To import .GLTF or .OBJ objects into the Inspector:

  1. Put the desired .gltf files, .obj files, .mtl file, and any .png texture maps into the assets directory of the scene file structure on the web server
  2. In the Inspector, after adding a .gltf or .obj entity, go to the Component panel on the right, give the object a unique ID, then go to the bottom of the panel and browse to the files.
    1. For .gltf objects, click the dark grey box next to .gltf, and provide the URL to the file.
    2. For .obj files:
      1. Click on the dark gray box next to .mtl, and then in the file finder, MUTIPLE SELECT the .mtl file and any needed .png texture image files that the .mtl refers to. It will take about a second for each file to upload, be patient. The IPFS path to where the files have been placed will appear in the path area to the right.
      2. Click on the dark gray box next to .obj and select the .obj file to upload. (Be careful to put the mtl in the mtl and the obj in the obj.)

If you import an .obj file into the Editor, but you don't see anything but the selection tool, it might be below the floor or behind something else. Try moving it into view.

About Blender

If you want to begin learning how to make your own 3D content, Blender is a free but very capable 3D modeling and material making tool. The Blender site has free documentation and tutorials, and there are many Blender tutorials available on the Web and on YouTube.

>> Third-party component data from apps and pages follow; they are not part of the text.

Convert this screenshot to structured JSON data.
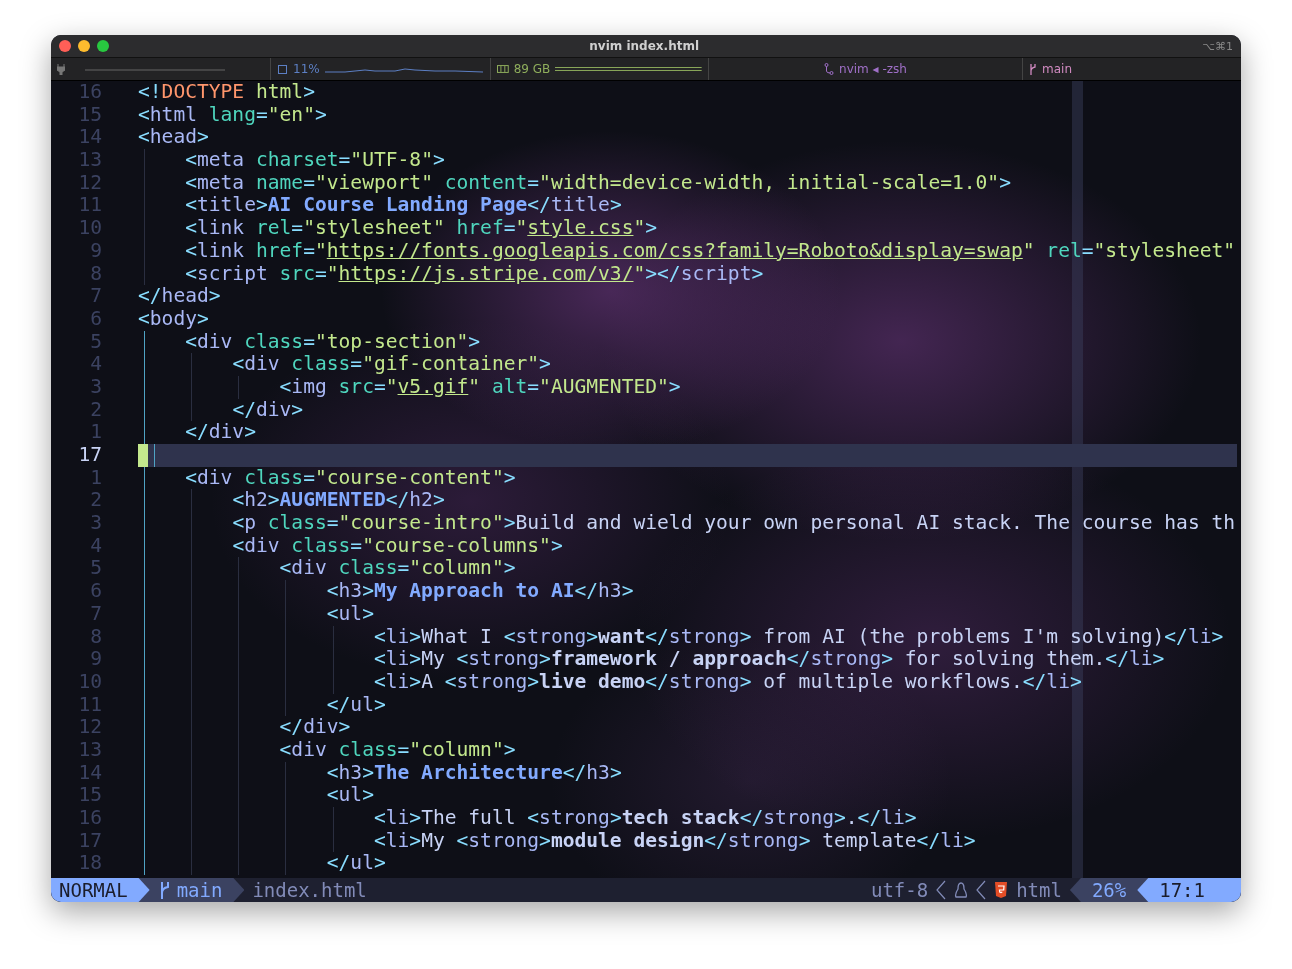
{
  "window": {
    "title": "nvim index.html",
    "shortcut": "⌥⌘1"
  },
  "tab_bar": {
    "cpu": "11%",
    "memory": "89 GB",
    "session": "nvim ◂ -zsh",
    "branch": "main"
  },
  "editor": {
    "lines": [
      {
        "number": "16",
        "text": "<!DOCTYPE html>",
        "kind": "markup",
        "current": false,
        "scope": false
      },
      {
        "number": "15",
        "text": "<html lang=\"en\">",
        "kind": "markup",
        "current": false,
        "scope": false
      },
      {
        "number": "14",
        "text": "<head>",
        "kind": "markup",
        "current": false,
        "scope": false
      },
      {
        "number": "13",
        "text": "    <meta charset=\"UTF-8\">",
        "kind": "markup",
        "current": false,
        "scope": false
      },
      {
        "number": "12",
        "text": "    <meta name=\"viewport\" content=\"width=device-width, initial-scale=1.0\">",
        "kind": "markup",
        "current": false,
        "scope": false
      },
      {
        "number": "11",
        "text": "    <title>AI Course Landing Page</title>",
        "kind": "heading",
        "current": false,
        "scope": false
      },
      {
        "number": "10",
        "text": "    <link rel=\"stylesheet\" href=\"style.css\">",
        "kind": "markup",
        "current": false,
        "scope": false,
        "underline_first_value": false,
        "underline_second_value": true
      },
      {
        "number": "9",
        "text": "    <link href=\"https://fonts.googleapis.com/css?family=Roboto&display=swap\" rel=\"stylesheet\"",
        "kind": "markup",
        "current": false,
        "scope": false,
        "underline_first_value": true,
        "underline_second_value": false
      },
      {
        "number": "8",
        "text": "    <script src=\"https://js.stripe.com/v3/\"></script>",
        "kind": "markup",
        "current": false,
        "scope": false,
        "underline_first_value": true
      },
      {
        "number": "7",
        "text": "</head>",
        "kind": "markup",
        "current": false,
        "scope": false
      },
      {
        "number": "6",
        "text": "<body>",
        "kind": "markup",
        "current": false,
        "scope": false
      },
      {
        "number": "5",
        "text": "    <div class=\"top-section\">",
        "kind": "markup",
        "current": false,
        "scope": true
      },
      {
        "number": "4",
        "text": "        <div class=\"gif-container\">",
        "kind": "markup",
        "current": false,
        "scope": true
      },
      {
        "number": "3",
        "text": "            <img src=\"v5.gif\" alt=\"AUGMENTED\">",
        "kind": "markup",
        "current": false,
        "scope": true,
        "underline_first_value": true,
        "underline_second_value": false
      },
      {
        "number": "2",
        "text": "        </div>",
        "kind": "markup",
        "current": false,
        "scope": true
      },
      {
        "number": "1",
        "text": "    </div>",
        "kind": "markup",
        "current": false,
        "scope": true
      },
      {
        "number": "17",
        "kind": "markup",
        "current": true,
        "scope": true
      },
      {
        "number": "1",
        "text": "    <div class=\"course-content\">",
        "kind": "markup",
        "current": false,
        "scope": true
      },
      {
        "number": "2",
        "text": "        <h2>AUGMENTED</h2>",
        "kind": "heading",
        "current": false,
        "scope": true
      },
      {
        "number": "3",
        "text": "        <p class=\"course-intro\">Build and wield your own personal AI stack. The course has th",
        "kind": "markup",
        "current": false,
        "scope": true
      },
      {
        "number": "4",
        "text": "        <div class=\"course-columns\">",
        "kind": "markup",
        "current": false,
        "scope": true
      },
      {
        "number": "5",
        "text": "            <div class=\"column\">",
        "kind": "markup",
        "current": false,
        "scope": true
      },
      {
        "number": "6",
        "text": "                <h3>My Approach to AI</h3>",
        "kind": "heading",
        "current": false,
        "scope": true
      },
      {
        "number": "7",
        "text": "                <ul>",
        "kind": "markup",
        "current": false,
        "scope": true
      },
      {
        "number": "8",
        "text": "                    <li>What I <strong>want</strong> from AI (the problems I'm solving)</li>",
        "kind": "markup",
        "current": false,
        "scope": true
      },
      {
        "number": "9",
        "text": "                    <li>My <strong>framework / approach</strong> for solving them.</li>",
        "kind": "markup",
        "current": false,
        "scope": true
      },
      {
        "number": "10",
        "text": "                    <li>A <strong>live demo</strong> of multiple workflows.</li>",
        "kind": "markup",
        "current": false,
        "scope": true
      },
      {
        "number": "11",
        "text": "                </ul>",
        "kind": "markup",
        "current": false,
        "scope": true
      },
      {
        "number": "12",
        "text": "            </div>",
        "kind": "markup",
        "current": false,
        "scope": true
      },
      {
        "number": "13",
        "text": "            <div class=\"column\">",
        "kind": "markup",
        "current": false,
        "scope": true
      },
      {
        "number": "14",
        "text": "                <h3>The Architecture</h3>",
        "kind": "heading",
        "current": false,
        "scope": true
      },
      {
        "number": "15",
        "text": "                <ul>",
        "kind": "markup",
        "current": false,
        "scope": true
      },
      {
        "number": "16",
        "text": "                    <li>The full <strong>tech stack</strong>.</li>",
        "kind": "markup",
        "current": false,
        "scope": true
      },
      {
        "number": "17",
        "text": "                    <li>My <strong>module design</strong> template</li>",
        "kind": "markup",
        "current": false,
        "scope": true
      },
      {
        "number": "18",
        "text": "                </ul>",
        "kind": "markup",
        "current": false,
        "scope": true
      }
    ]
  },
  "status_line": {
    "mode": "NORMAL",
    "branch": "main",
    "file": "index.html",
    "encoding": "utf-8",
    "filetype": "html",
    "progress": "26%",
    "position": "17:1"
  }
}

Making Great Experiences

See also Tips and Hints for Creating Great Experiences